== THE INPUT ==

==*==

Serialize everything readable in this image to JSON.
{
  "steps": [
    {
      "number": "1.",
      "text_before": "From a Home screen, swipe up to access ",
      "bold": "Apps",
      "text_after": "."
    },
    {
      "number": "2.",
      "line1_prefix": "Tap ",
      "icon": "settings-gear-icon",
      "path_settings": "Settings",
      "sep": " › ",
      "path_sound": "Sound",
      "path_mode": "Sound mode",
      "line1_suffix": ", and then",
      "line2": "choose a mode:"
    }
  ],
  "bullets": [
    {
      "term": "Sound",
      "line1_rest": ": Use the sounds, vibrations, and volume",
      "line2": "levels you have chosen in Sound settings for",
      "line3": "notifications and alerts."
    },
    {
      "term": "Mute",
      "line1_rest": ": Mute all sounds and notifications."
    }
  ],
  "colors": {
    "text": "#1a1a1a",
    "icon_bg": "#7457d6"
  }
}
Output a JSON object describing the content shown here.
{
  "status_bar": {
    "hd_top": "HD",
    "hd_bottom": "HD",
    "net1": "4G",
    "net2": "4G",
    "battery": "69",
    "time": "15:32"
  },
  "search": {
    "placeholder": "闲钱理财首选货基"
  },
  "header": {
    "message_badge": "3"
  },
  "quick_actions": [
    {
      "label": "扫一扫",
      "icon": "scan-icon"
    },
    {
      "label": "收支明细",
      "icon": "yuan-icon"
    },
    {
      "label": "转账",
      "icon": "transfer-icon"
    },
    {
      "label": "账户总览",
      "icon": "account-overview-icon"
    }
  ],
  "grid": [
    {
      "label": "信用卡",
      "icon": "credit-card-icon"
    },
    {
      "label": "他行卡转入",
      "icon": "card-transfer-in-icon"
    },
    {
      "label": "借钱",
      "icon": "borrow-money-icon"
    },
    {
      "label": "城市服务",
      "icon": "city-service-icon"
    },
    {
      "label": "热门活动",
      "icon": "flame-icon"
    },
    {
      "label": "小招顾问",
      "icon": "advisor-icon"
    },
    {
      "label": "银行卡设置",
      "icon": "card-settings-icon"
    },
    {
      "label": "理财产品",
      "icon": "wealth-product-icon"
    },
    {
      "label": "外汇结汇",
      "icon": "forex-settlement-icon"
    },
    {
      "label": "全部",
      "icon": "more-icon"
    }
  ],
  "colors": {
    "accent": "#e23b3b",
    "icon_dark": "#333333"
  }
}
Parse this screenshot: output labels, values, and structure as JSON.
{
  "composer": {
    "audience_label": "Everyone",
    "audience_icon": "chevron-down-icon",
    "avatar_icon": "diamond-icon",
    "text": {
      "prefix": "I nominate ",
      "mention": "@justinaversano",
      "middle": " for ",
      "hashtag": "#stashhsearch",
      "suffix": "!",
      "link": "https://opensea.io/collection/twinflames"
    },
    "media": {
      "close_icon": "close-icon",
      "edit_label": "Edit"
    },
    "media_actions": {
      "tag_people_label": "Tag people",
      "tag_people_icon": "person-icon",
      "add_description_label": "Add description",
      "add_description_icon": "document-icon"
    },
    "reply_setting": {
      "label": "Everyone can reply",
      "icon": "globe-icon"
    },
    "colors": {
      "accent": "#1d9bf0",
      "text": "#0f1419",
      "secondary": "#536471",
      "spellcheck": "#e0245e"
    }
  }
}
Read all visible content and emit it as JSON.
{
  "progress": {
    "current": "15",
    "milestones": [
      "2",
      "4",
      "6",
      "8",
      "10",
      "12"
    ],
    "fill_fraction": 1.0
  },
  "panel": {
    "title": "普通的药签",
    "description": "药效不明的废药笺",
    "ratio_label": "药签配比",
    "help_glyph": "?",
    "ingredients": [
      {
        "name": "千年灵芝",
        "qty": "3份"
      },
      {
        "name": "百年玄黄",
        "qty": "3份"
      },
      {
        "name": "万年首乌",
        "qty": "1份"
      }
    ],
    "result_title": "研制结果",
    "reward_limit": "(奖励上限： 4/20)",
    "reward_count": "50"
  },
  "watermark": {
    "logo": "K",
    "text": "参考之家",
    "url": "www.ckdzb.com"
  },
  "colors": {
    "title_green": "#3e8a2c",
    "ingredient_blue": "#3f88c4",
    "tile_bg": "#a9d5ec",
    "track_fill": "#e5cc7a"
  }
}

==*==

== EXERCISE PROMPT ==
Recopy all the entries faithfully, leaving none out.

== SOLUTION ==
Serialize everything readable in this image to JSON.
{
  "steps": [
    {
      "number": "1.",
      "text_before": "From a Home screen, swipe up to access ",
      "bold": "Apps",
      "text_after": "."
    },
    {
      "number": "2.",
      "line1_prefix": "Tap ",
      "icon": "settings-gear-icon",
      "path_settings": "Settings",
      "sep": " › ",
      "path_sound": "Sound",
      "path_mode": "Sound mode",
      "line1_suffix": ", and then",
      "line2": "choose a mode:"
    }
  ],
  "bullets": [
    {
      "term": "Sound",
      "line1_rest": ": Use the sounds, vibrations, and volume",
      "line2": "levels you have chosen in Sound settings for",
      "line3": "notifications and alerts."
    },
    {
      "term": "Mute",
      "line1_rest": ": Mute all sounds and notifications."
    }
  ],
  "colors": {
    "text": "#1a1a1a",
    "icon_bg": "#7457d6"
  }
}
Output a JSON object describing the content shown here.
{
  "status_bar": {
    "hd_top": "HD",
    "hd_bottom": "HD",
    "net1": "4G",
    "net2": "4G",
    "battery": "69",
    "time": "15:32"
  },
  "search": {
    "placeholder": "闲钱理财首选货基"
  },
  "header": {
    "message_badge": "3"
  },
  "quick_actions": [
    {
      "label": "扫一扫",
      "icon": "scan-icon"
    },
    {
      "label": "收支明细",
      "icon": "yuan-icon"
    },
    {
      "label": "转账",
      "icon": "transfer-icon"
    },
    {
      "label": "账户总览",
      "icon": "account-overview-icon"
    }
  ],
  "grid": [
    {
      "label": "信用卡",
      "icon": "credit-card-icon"
    },
    {
      "label": "他行卡转入",
      "icon": "card-transfer-in-icon"
    },
    {
      "label": "借钱",
      "icon": "borrow-money-icon"
    },
    {
      "label": "城市服务",
      "icon": "city-service-icon"
    },
    {
      "label": "热门活动",
      "icon": "flame-icon"
    },
    {
      "label": "小招顾问",
      "icon": "advisor-icon"
    },
    {
      "label": "银行卡设置",
      "icon": "card-settings-icon"
    },
    {
      "label": "理财产品",
      "icon": "wealth-product-icon"
    },
    {
      "label": "外汇结汇",
      "icon": "forex-settlement-icon"
    },
    {
      "label": "全部",
      "icon": "more-icon"
    }
  ],
  "colors": {
    "accent": "#e23b3b",
    "icon_dark": "#333333"
  }
}
Parse this screenshot: output labels, values, and structure as JSON.
{
  "composer": {
    "audience_label": "Everyone",
    "audience_icon": "chevron-down-icon",
    "avatar_icon": "diamond-icon",
    "text": {
      "prefix": "I nominate ",
      "mention": "@justinaversano",
      "middle": " for ",
      "hashtag": "#stashhsearch",
      "suffix": "!",
      "link": "https://opensea.io/collection/twinflames"
    },
    "media": {
      "close_icon": "close-icon",
      "edit_label": "Edit"
    },
    "media_actions": {
      "tag_people_label": "Tag people",
      "tag_people_icon": "person-icon",
      "add_description_label": "Add description",
      "add_description_icon": "document-icon"
    },
    "reply_setting": {
      "label": "Everyone can reply",
      "icon": "globe-icon"
    },
    "colors": {
      "accent": "#1d9bf0",
      "text": "#0f1419",
      "secondary": "#536471",
      "spellcheck": "#e0245e"
    }
  }
}
Read all visible content and emit it as JSON.
{
  "progress": {
    "current": "15",
    "milestones": [
      "2",
      "4",
      "6",
      "8",
      "10",
      "12"
    ],
    "fill_fraction": 1.0
  },
  "panel": {
    "title": "普通的药签",
    "description": "药效不明的废药笺",
    "ratio_label": "药签配比",
    "help_glyph": "?",
    "ingredients": [
      {
        "name": "千年灵芝",
        "qty": "3份"
      },
      {
        "name": "百年玄黄",
        "qty": "3份"
      },
      {
        "name": "万年首乌",
        "qty": "1份"
      }
    ],
    "result_title": "研制结果",
    "reward_limit": "(奖励上限： 4/20)",
    "reward_count": "50"
  },
  "watermark": {
    "logo": "K",
    "text": "参考之家",
    "url": "www.ckdzb.com"
  },
  "colors": {
    "title_green": "#3e8a2c",
    "ingredient_blue": "#3f88c4",
    "tile_bg": "#a9d5ec",
    "track_fill": "#e5cc7a"
  }
}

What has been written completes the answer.